- Work instructions
Could you retype the records below exactly as they appear, skipping any pictures?

- Data provided
= = =
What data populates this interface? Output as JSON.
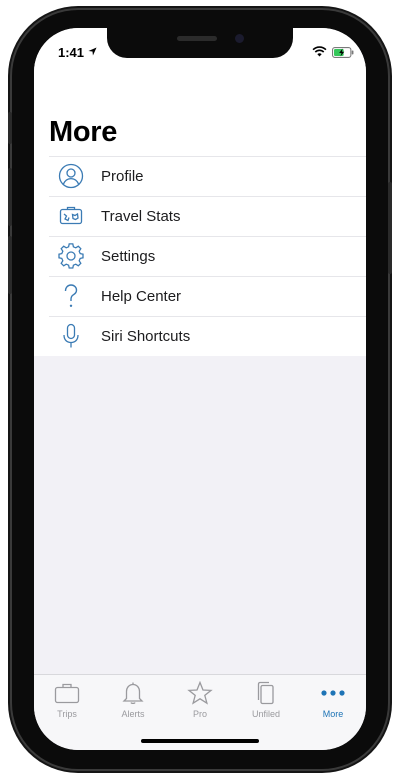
{
  "status_bar": {
    "time": "1:41"
  },
  "page": {
    "title": "More"
  },
  "menu": {
    "items": [
      {
        "label": "Profile",
        "icon": "profile-icon"
      },
      {
        "label": "Travel Stats",
        "icon": "travel-stats-icon"
      },
      {
        "label": "Settings",
        "icon": "gear-icon"
      },
      {
        "label": "Help Center",
        "icon": "question-icon"
      },
      {
        "label": "Siri Shortcuts",
        "icon": "microphone-icon"
      }
    ]
  },
  "tab_bar": {
    "active": "More",
    "tabs": [
      {
        "label": "Trips",
        "icon": "briefcase-icon"
      },
      {
        "label": "Alerts",
        "icon": "bell-icon"
      },
      {
        "label": "Pro",
        "icon": "star-icon"
      },
      {
        "label": "Unfiled",
        "icon": "documents-icon"
      },
      {
        "label": "More",
        "icon": "more-dots-icon"
      }
    ]
  },
  "colors": {
    "accent": "#1e74b6",
    "icon_blue": "#3b7bb4",
    "tab_inactive": "#9a9a9e",
    "background": "#f2f1f6"
  }
}
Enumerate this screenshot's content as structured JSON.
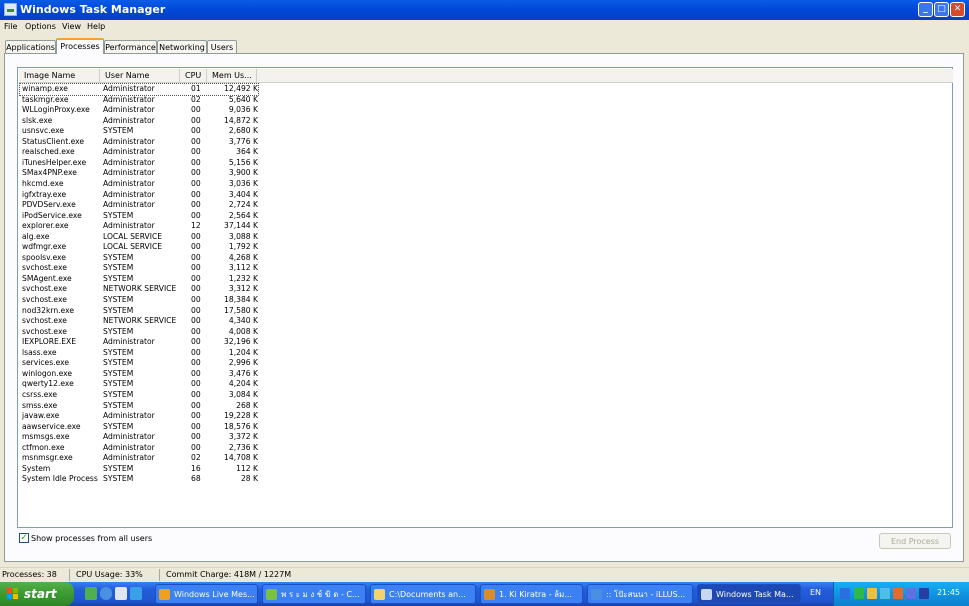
{
  "window": {
    "title": "Windows Task Manager"
  },
  "menu": [
    "File",
    "Options",
    "View",
    "Help"
  ],
  "tabs": [
    "Applications",
    "Processes",
    "Performance",
    "Networking",
    "Users"
  ],
  "columns": [
    "Image Name",
    "User Name",
    "CPU",
    "Mem Us..."
  ],
  "processes": [
    [
      "winamp.exe",
      "Administrator",
      "01",
      "12,492 K"
    ],
    [
      "taskmgr.exe",
      "Administrator",
      "02",
      "5,640 K"
    ],
    [
      "WLLoginProxy.exe",
      "Administrator",
      "00",
      "9,036 K"
    ],
    [
      "slsk.exe",
      "Administrator",
      "00",
      "14,872 K"
    ],
    [
      "usnsvc.exe",
      "SYSTEM",
      "00",
      "2,680 K"
    ],
    [
      "StatusClient.exe",
      "Administrator",
      "00",
      "3,776 K"
    ],
    [
      "realsched.exe",
      "Administrator",
      "00",
      "364 K"
    ],
    [
      "iTunesHelper.exe",
      "Administrator",
      "00",
      "5,156 K"
    ],
    [
      "SMax4PNP.exe",
      "Administrator",
      "00",
      "3,900 K"
    ],
    [
      "hkcmd.exe",
      "Administrator",
      "00",
      "3,036 K"
    ],
    [
      "igfxtray.exe",
      "Administrator",
      "00",
      "3,404 K"
    ],
    [
      "PDVDServ.exe",
      "Administrator",
      "00",
      "2,724 K"
    ],
    [
      "iPodService.exe",
      "SYSTEM",
      "00",
      "2,564 K"
    ],
    [
      "explorer.exe",
      "Administrator",
      "12",
      "37,144 K"
    ],
    [
      "alg.exe",
      "LOCAL SERVICE",
      "00",
      "3,088 K"
    ],
    [
      "wdfmgr.exe",
      "LOCAL SERVICE",
      "00",
      "1,792 K"
    ],
    [
      "spoolsv.exe",
      "SYSTEM",
      "00",
      "4,268 K"
    ],
    [
      "svchost.exe",
      "SYSTEM",
      "00",
      "3,112 K"
    ],
    [
      "SMAgent.exe",
      "SYSTEM",
      "00",
      "1,232 K"
    ],
    [
      "svchost.exe",
      "NETWORK SERVICE",
      "00",
      "3,312 K"
    ],
    [
      "svchost.exe",
      "SYSTEM",
      "00",
      "18,384 K"
    ],
    [
      "nod32krn.exe",
      "SYSTEM",
      "00",
      "17,580 K"
    ],
    [
      "svchost.exe",
      "NETWORK SERVICE",
      "00",
      "4,340 K"
    ],
    [
      "svchost.exe",
      "SYSTEM",
      "00",
      "4,008 K"
    ],
    [
      "IEXPLORE.EXE",
      "Administrator",
      "00",
      "32,196 K"
    ],
    [
      "lsass.exe",
      "SYSTEM",
      "00",
      "1,204 K"
    ],
    [
      "services.exe",
      "SYSTEM",
      "00",
      "2,996 K"
    ],
    [
      "winlogon.exe",
      "SYSTEM",
      "00",
      "3,476 K"
    ],
    [
      "qwerty12.exe",
      "SYSTEM",
      "00",
      "4,204 K"
    ],
    [
      "csrss.exe",
      "SYSTEM",
      "00",
      "3,084 K"
    ],
    [
      "smss.exe",
      "SYSTEM",
      "00",
      "268 K"
    ],
    [
      "javaw.exe",
      "Administrator",
      "00",
      "19,228 K"
    ],
    [
      "aawservice.exe",
      "SYSTEM",
      "00",
      "18,576 K"
    ],
    [
      "msmsgs.exe",
      "Administrator",
      "00",
      "3,372 K"
    ],
    [
      "ctfmon.exe",
      "Administrator",
      "00",
      "2,736 K"
    ],
    [
      "msnmsgr.exe",
      "Administrator",
      "02",
      "14,708 K"
    ],
    [
      "System",
      "SYSTEM",
      "16",
      "112 K"
    ],
    [
      "System Idle Process",
      "SYSTEM",
      "68",
      "28 K"
    ]
  ],
  "options": {
    "show_all_label": "Show processes from all users",
    "show_all_checked": true
  },
  "buttons": {
    "end_process": "End Process"
  },
  "status": {
    "processes": "Processes: 38",
    "cpu": "CPU Usage: 33%",
    "commit": "Commit Charge: 418M / 1227M"
  },
  "taskbar": {
    "start_label": "start",
    "quick_launch_icons": [
      "network-icon",
      "ie-icon",
      "media-icon",
      "messenger-icon"
    ],
    "buttons": [
      {
        "label": "Windows Live Mes...",
        "icon": "messenger-icon",
        "color": "#f0a020"
      },
      {
        "label": "พ ร ะ ม ง ช์ ฆิ ด - C...",
        "icon": "app-icon",
        "color": "#7ac043"
      },
      {
        "label": "C:\\Documents an...",
        "icon": "folder-icon",
        "color": "#f3d36b"
      },
      {
        "label": "1. Ki Kiratra - ล้ม...",
        "icon": "winamp-icon",
        "color": "#d88d2c"
      },
      {
        "label": ":: โปัะสนนา - iLLUS...",
        "icon": "ie-icon",
        "color": "#4a90e2"
      },
      {
        "label": "Windows Task Ma...",
        "icon": "taskmgr-icon",
        "color": "#c8d8f0",
        "active": true
      }
    ],
    "language": "EN",
    "clock": "21:45"
  }
}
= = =
- Response for this exercise
What data populates this interface? Output as JSON.
{
  "status_bar": {
    "time": "1:41"
  },
  "page": {
    "title": "More"
  },
  "menu": {
    "items": [
      {
        "label": "Profile",
        "icon": "profile-icon"
      },
      {
        "label": "Travel Stats",
        "icon": "travel-stats-icon"
      },
      {
        "label": "Settings",
        "icon": "gear-icon"
      },
      {
        "label": "Help Center",
        "icon": "question-icon"
      },
      {
        "label": "Siri Shortcuts",
        "icon": "microphone-icon"
      }
    ]
  },
  "tab_bar": {
    "active": "More",
    "tabs": [
      {
        "label": "Trips",
        "icon": "briefcase-icon"
      },
      {
        "label": "Alerts",
        "icon": "bell-icon"
      },
      {
        "label": "Pro",
        "icon": "star-icon"
      },
      {
        "label": "Unfiled",
        "icon": "documents-icon"
      },
      {
        "label": "More",
        "icon": "more-dots-icon"
      }
    ]
  },
  "colors": {
    "accent": "#1e74b6",
    "icon_blue": "#3b7bb4",
    "tab_inactive": "#9a9a9e",
    "background": "#f2f1f6"
  }
}
Enumerate this screenshot's content as structured JSON.
{
  "window": {
    "title": "Windows Task Manager"
  },
  "menu": [
    "File",
    "Options",
    "View",
    "Help"
  ],
  "tabs": [
    "Applications",
    "Processes",
    "Performance",
    "Networking",
    "Users"
  ],
  "columns": [
    "Image Name",
    "User Name",
    "CPU",
    "Mem Us..."
  ],
  "processes": [
    [
      "winamp.exe",
      "Administrator",
      "01",
      "12,492 K"
    ],
    [
      "taskmgr.exe",
      "Administrator",
      "02",
      "5,640 K"
    ],
    [
      "WLLoginProxy.exe",
      "Administrator",
      "00",
      "9,036 K"
    ],
    [
      "slsk.exe",
      "Administrator",
      "00",
      "14,872 K"
    ],
    [
      "usnsvc.exe",
      "SYSTEM",
      "00",
      "2,680 K"
    ],
    [
      "StatusClient.exe",
      "Administrator",
      "00",
      "3,776 K"
    ],
    [
      "realsched.exe",
      "Administrator",
      "00",
      "364 K"
    ],
    [
      "iTunesHelper.exe",
      "Administrator",
      "00",
      "5,156 K"
    ],
    [
      "SMax4PNP.exe",
      "Administrator",
      "00",
      "3,900 K"
    ],
    [
      "hkcmd.exe",
      "Administrator",
      "00",
      "3,036 K"
    ],
    [
      "igfxtray.exe",
      "Administrator",
      "00",
      "3,404 K"
    ],
    [
      "PDVDServ.exe",
      "Administrator",
      "00",
      "2,724 K"
    ],
    [
      "iPodService.exe",
      "SYSTEM",
      "00",
      "2,564 K"
    ],
    [
      "explorer.exe",
      "Administrator",
      "12",
      "37,144 K"
    ],
    [
      "alg.exe",
      "LOCAL SERVICE",
      "00",
      "3,088 K"
    ],
    [
      "wdfmgr.exe",
      "LOCAL SERVICE",
      "00",
      "1,792 K"
    ],
    [
      "spoolsv.exe",
      "SYSTEM",
      "00",
      "4,268 K"
    ],
    [
      "svchost.exe",
      "SYSTEM",
      "00",
      "3,112 K"
    ],
    [
      "SMAgent.exe",
      "SYSTEM",
      "00",
      "1,232 K"
    ],
    [
      "svchost.exe",
      "NETWORK SERVICE",
      "00",
      "3,312 K"
    ],
    [
      "svchost.exe",
      "SYSTEM",
      "00",
      "18,384 K"
    ],
    [
      "nod32krn.exe",
      "SYSTEM",
      "00",
      "17,580 K"
    ],
    [
      "svchost.exe",
      "NETWORK SERVICE",
      "00",
      "4,340 K"
    ],
    [
      "svchost.exe",
      "SYSTEM",
      "00",
      "4,008 K"
    ],
    [
      "IEXPLORE.EXE",
      "Administrator",
      "00",
      "32,196 K"
    ],
    [
      "lsass.exe",
      "SYSTEM",
      "00",
      "1,204 K"
    ],
    [
      "services.exe",
      "SYSTEM",
      "00",
      "2,996 K"
    ],
    [
      "winlogon.exe",
      "SYSTEM",
      "00",
      "3,476 K"
    ],
    [
      "qwerty12.exe",
      "SYSTEM",
      "00",
      "4,204 K"
    ],
    [
      "csrss.exe",
      "SYSTEM",
      "00",
      "3,084 K"
    ],
    [
      "smss.exe",
      "SYSTEM",
      "00",
      "268 K"
    ],
    [
      "javaw.exe",
      "Administrator",
      "00",
      "19,228 K"
    ],
    [
      "aawservice.exe",
      "SYSTEM",
      "00",
      "18,576 K"
    ],
    [
      "msmsgs.exe",
      "Administrator",
      "00",
      "3,372 K"
    ],
    [
      "ctfmon.exe",
      "Administrator",
      "00",
      "2,736 K"
    ],
    [
      "msnmsgr.exe",
      "Administrator",
      "02",
      "14,708 K"
    ],
    [
      "System",
      "SYSTEM",
      "16",
      "112 K"
    ],
    [
      "System Idle Process",
      "SYSTEM",
      "68",
      "28 K"
    ]
  ],
  "options": {
    "show_all_label": "Show processes from all users",
    "show_all_checked": true
  },
  "buttons": {
    "end_process": "End Process"
  },
  "status": {
    "processes": "Processes: 38",
    "cpu": "CPU Usage: 33%",
    "commit": "Commit Charge: 418M / 1227M"
  },
  "taskbar": {
    "start_label": "start",
    "quick_launch_icons": [
      "network-icon",
      "ie-icon",
      "media-icon",
      "messenger-icon"
    ],
    "buttons": [
      {
        "label": "Windows Live Mes...",
        "icon": "messenger-icon",
        "color": "#f0a020"
      },
      {
        "label": "พ ร ะ ม ง ช์ ฆิ ด - C...",
        "icon": "app-icon",
        "color": "#7ac043"
      },
      {
        "label": "C:\\Documents an...",
        "icon": "folder-icon",
        "color": "#f3d36b"
      },
      {
        "label": "1. Ki Kiratra - ล้ม...",
        "icon": "winamp-icon",
        "color": "#d88d2c"
      },
      {
        "label": ":: โปัะสนนา - iLLUS...",
        "icon": "ie-icon",
        "color": "#4a90e2"
      },
      {
        "label": "Windows Task Ma...",
        "icon": "taskmgr-icon",
        "color": "#c8d8f0",
        "active": true
      }
    ],
    "language": "EN",
    "clock": "21:45"
  }
}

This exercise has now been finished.